Squash- Winter –

Scientific Name and Common Name

Cucurbita maxima, Cucurbita argyrosperma, Cucurbita pepo, Curcubita moschata

Butternut, Acorn, Banana, Buttercup, Carnival, Delicata, Gold Nugget, Gem, Georgia candy roaster, Hubbard, Jarrahdale pumpkin, Kabocha, Lakota, Long Island cheese squash, Marina di Chioggia, Pumpkins, Queensland Blue, Red Kuri, Rouge vif d’Estampes, Spaghetti squash, Sugar loaf, Sweet Dumpling, Turban … there are more.


About –

Winter squash is a summer-growing annual vegetable representing several species within the genus Cucurbita. It differs from summer squash in that it is harvested and eaten in the mature fruit stage, when the seeds within have matured fully and the skin has hardened into a tough rind. At this stage, most varieties of this fruit can be stored for use during the winter. It is generally cooked before eating.

Because squash is a frost-tender vegetable, the seeds do not germinate in cold soil. Most squash seed require a minimum soil temperature of 15°C to germinate, or about 60 F. They are also easily destroyed by frost. It is therefore necessary to plant after the soil is thoroughly warmed and all sign of frost has passed.

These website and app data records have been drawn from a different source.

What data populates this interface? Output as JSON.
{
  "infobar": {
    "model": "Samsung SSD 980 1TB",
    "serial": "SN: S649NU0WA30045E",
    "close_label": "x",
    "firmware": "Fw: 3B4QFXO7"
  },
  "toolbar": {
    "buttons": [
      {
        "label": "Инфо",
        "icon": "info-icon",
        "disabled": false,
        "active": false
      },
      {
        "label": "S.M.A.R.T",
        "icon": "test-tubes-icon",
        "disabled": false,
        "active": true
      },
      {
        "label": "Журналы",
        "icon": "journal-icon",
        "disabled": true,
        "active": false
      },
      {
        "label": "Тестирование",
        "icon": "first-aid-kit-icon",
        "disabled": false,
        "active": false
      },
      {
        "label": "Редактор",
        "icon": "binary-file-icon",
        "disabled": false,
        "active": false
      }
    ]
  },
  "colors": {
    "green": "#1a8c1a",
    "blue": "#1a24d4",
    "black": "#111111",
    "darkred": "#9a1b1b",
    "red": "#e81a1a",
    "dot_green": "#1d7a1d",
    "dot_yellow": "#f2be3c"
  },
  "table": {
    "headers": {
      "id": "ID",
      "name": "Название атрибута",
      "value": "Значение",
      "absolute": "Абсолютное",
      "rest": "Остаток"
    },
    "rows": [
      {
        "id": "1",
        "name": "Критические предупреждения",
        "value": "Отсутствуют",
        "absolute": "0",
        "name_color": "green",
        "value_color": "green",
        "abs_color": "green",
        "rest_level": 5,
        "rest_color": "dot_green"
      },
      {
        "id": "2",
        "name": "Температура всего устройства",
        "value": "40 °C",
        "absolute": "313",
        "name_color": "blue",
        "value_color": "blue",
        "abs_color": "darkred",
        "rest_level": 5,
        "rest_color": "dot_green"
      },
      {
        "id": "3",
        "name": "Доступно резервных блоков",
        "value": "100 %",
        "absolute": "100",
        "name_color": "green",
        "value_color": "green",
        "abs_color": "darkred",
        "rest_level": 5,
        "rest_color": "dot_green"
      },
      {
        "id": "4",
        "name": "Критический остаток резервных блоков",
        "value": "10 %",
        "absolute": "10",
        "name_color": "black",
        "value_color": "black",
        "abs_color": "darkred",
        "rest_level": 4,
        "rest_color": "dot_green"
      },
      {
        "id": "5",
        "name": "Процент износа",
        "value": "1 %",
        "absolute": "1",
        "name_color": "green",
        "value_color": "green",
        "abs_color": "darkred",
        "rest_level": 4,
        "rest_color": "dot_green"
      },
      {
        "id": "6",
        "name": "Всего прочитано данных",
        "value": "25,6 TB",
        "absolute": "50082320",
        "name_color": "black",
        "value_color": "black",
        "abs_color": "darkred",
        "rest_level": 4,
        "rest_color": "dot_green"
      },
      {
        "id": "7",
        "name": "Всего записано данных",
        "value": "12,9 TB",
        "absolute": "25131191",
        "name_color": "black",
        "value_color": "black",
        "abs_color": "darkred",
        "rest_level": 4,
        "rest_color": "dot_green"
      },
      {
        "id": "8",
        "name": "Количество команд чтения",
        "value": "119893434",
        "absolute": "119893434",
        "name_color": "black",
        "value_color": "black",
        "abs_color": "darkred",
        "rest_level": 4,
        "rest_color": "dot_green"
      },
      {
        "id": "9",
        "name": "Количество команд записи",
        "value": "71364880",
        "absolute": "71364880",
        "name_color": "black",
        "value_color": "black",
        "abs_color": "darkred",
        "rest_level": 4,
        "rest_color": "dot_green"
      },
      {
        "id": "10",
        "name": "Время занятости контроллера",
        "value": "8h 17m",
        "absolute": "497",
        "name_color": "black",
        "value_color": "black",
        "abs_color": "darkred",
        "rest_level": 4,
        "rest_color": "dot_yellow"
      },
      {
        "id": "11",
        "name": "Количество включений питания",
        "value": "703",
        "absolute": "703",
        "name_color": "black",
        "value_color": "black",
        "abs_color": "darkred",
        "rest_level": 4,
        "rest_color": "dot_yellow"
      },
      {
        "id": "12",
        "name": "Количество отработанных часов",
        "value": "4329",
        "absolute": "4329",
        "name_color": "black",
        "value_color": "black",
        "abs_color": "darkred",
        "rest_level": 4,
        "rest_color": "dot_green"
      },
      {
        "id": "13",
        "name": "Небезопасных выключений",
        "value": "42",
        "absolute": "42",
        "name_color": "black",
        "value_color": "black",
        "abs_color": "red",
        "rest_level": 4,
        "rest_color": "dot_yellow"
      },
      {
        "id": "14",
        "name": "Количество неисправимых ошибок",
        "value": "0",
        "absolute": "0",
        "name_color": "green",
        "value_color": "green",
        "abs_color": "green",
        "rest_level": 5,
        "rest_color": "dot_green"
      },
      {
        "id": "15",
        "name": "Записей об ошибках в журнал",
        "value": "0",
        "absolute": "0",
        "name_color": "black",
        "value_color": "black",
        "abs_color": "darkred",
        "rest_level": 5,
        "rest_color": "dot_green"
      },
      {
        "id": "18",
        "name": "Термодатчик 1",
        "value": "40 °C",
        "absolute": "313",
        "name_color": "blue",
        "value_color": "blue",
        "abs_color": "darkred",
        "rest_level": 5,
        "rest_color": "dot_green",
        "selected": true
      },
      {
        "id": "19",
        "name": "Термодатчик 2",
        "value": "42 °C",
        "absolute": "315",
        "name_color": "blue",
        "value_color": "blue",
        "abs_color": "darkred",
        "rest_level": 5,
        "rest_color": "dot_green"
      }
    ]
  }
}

Winter squash can be harvested whenever the fruits have turned a deep, solid color and the skin is hard. Most of the crop is harvested in September or October (Northern Hemisphere), before heavy frosts hit the planting area. When cutting squash from the vine, two inches of stem should remain attached if possible. Cuts and bruises should be avoided when handling. Fruits that are not fully mature, have been injured, have had their stems knocked off, or have been subjected to heavy frost do not keep and should be used as soon as possible or be composted (watch for seedlings in the compost).


Uses, Cultural and Nutritional Information-

Winter squash is a good source of complex carbohydrates such as starch, and also fiber.
It is an excellent source of vitamin A, a great source of vitamin C, potassium, dietary fiber and manganese, and a good source of folate, omega 3 fatty acids, vitamin B1 (thiamin), copper, tryptophan, vitamin B6 (pyridoxine), vitamin B3 (niacin) and vitamin B5 (pantothenic acid). It is also a source of niacin, iron and beta carotene. Usually, the darker the skin is, the higher the beta carotene content.

Organic CSA farm winter squash

Recipes –

Delicata Fries ~ from Shari Sirkin

  • 4 delicata squash
  • Olive oil
  • Sea salt
  • Pepper
  • A few Tblspns of your favorite herbs (fresh or dried) minced
  • 2 cloves garlic
  1. Preheat the oven to 450F.
  2. Wash the squash, then cut them in half lengthwise and scoop out the seeds. Cut each half into ½-inch slices. Delicata squash skins are edible! No need to peel.
  3. Place the slices in a large bowl and drizzle with olive oil. Add sea salt, fresh ground pepper, your favorite herbs and garlic. Mix everything together well so that squash pieces are well coated.
  4. Line a baking sheet with parchment paper and place the squash on the sheet in a single layer. Roast for about 30 minutes until tender and slightly browned.
  5. Serve squash warm from the oven with your favorite sauce, or enjoy them plain. They are delicious!


Butternut Squash Soup ~  Love Farm Organics

  • 1 peeled butternut squash
  • ½ tsp. allspice
  • 1 tsp. cinnamon
  • 3 chopped shallots
  • 3 cloves garlic chopped
  • 3 tbs. butter or oil
  • 1/2 cup milk or cream
  • 6 cups broth (vegetable or chicken)
  1. Cut peeled squash into quarters and boil until fork-tender. Drain and coat them in butter/oil.
  2. Heat a large pot over medium-high heat. Add butter/oil and the chopped shallots. Salt and cook, stirring occasionally, until the onion is soft, about 3 minutes. Add the garlic and cook about a minute until fragrant.
  3. In a food processor, puree the squash with the oil/butter then transfer to the large saucepan with the garlic and shallots.
  4. Add the broth and mix in spices until well incorporated. Salt to taste. Simmer on low for 10 minutes.
  5. Lastly add the cream. Gently stir until the soup is warmed through.
  6. Serve in bowls. Garnish with fresh cilantro and a dollop of plain yogurt.